- Keep your accounting and bookkeeping up to date
Make sure to sync up your banking and credit card accounts with an accounting software like QuickBooks as soon as you get the chance. It’s never too soon to start organizing your business’ finances!
A good business credit score will help establish your business’s fundability. It can help with many things, including credit cards that are issued in your business’s name and score instead of depending on your personal credit score, better interest rates on loans, higher lines of credit, and more.
Step 5: Fund Your Business
With a bit of research, you’ll realize that there are tons of financing opportunities out there. From angel investors to microloans to crowdfunding, there’s funding to be found -- but not every funding method is right for every business.
I highly recommend reading about the Texas Product Development and Small Business Incubator Fund and the Capital Access Program.
In addition to the state-specific resources above, we encourage you to check out our guide on how to finance a business. We outline all of the major funding strategies and when to choose them!
Step 6: Build Your Business’s Brand
Now that you’ve taken care of everything above, it’s time to work on building your brand. Tons of factors play into your brand image, but two of the big ones are your business logo and website.
When you're ready to create your business logo, keep the following goals in mind:
- Capture the essence of your business. Aim for a design that reflects the core mission of your company.
- Differentiate yourself. Scope out your direct competitors’ logos and consider heading a different direction to help you visually stand out in the market.
- Make it memorable. Select a sleek, bold design that will leave a lasting impression in people’s minds.
- Hire a professional. This is a huge step for your business, so it’s worth investing some money to get your logo professionally done. (Sites like Fiverr can be great for this.)
For a more in-depth look at business logo design, check out our guide to choosing the perfect logo!
Again, another hugely important aspect of your brand image is your business website -- but that doesn’t mean you have to build a website from the ground up. A simple way to craft a professional, inviting website is to use an existing web-building platform. These services can save you the time and money involved in building a site from scratch.
Step 7: Market Your Business
This last step is one that never really ends: marketing your business. We could talk for hours on this topic, but instead here are just a few things to get you started on the right foot:
- Identify and locate your target market. To effectively market your business, you need to know exactly who you’re selling to and where to find them. For example, if you’re planning on doing social media marketing, you’ll need to identify which platforms your target market is most active on.
- Quality over quantity. There are countless marketing strategies out there, and too many entrepreneurs make the mistake of trying to do all of them at once. Instead of trying to succeed at content marketing, social media, SEO and email campaigning simultaneously, pick one or two and put your full effort behind them.
- Be willing to evolve. Once you’ve established a solid marketing strategy, stick with it long enough to see if your efforts pan out. But, if they don’t, be willing to make any necessary changes to successfully engage with your target market.
- Don’t get distracted by vanity metrics.
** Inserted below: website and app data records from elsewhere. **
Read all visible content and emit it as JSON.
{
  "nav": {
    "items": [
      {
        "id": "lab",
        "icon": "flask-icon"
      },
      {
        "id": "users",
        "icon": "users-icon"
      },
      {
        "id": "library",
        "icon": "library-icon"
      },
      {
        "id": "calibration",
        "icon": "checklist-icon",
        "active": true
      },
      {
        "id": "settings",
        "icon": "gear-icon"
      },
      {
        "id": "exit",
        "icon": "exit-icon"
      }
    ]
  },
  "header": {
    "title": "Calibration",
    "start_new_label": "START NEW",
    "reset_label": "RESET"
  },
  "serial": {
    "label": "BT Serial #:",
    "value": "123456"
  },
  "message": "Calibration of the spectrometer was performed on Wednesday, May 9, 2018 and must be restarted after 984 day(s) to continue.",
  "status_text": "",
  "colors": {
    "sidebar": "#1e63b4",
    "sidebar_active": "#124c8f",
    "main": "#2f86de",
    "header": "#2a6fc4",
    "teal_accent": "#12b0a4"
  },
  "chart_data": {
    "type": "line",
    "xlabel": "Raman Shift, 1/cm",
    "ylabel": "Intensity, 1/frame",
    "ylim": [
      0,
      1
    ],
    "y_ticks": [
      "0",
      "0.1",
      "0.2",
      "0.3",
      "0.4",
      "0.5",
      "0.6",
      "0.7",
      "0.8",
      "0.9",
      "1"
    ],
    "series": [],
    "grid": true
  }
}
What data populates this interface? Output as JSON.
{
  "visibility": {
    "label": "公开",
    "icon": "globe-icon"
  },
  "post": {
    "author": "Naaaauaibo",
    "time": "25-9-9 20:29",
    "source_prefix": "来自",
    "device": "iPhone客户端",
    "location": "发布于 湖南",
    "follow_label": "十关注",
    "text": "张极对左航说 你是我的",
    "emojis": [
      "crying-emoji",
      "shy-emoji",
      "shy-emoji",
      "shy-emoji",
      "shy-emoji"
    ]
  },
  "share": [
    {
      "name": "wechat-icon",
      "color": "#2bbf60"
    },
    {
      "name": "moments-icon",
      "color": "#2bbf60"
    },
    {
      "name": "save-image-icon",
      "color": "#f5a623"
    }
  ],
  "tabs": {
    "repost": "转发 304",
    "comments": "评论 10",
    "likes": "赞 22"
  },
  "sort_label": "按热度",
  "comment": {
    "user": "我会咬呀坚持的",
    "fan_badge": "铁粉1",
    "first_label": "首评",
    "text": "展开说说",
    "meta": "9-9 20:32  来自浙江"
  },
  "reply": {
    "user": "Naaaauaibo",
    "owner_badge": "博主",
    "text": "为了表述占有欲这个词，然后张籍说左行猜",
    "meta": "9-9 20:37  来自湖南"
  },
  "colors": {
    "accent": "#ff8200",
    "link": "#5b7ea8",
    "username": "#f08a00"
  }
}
Sure, it’s great to get clicks, likes and views, but if your efforts aren’t generating any sales, it’s time to adjust your strategy.
- Leverage software. Luckily there are dozens of free/inexpensive programs designed to aid busy entrepreneurs like you. From scheduling social media activity to calculating ROI, there’s a variety of ways to use software to your advantage. Marketing a business is a huge undertaking, so keep an eye out for ways to lighten your load. (Specific resources listed in our guide below!)
There’s so much more to say on this subject, but we won’t get into it here. We encourage you to read our definitive guide for a more detailed look at the art of marketing!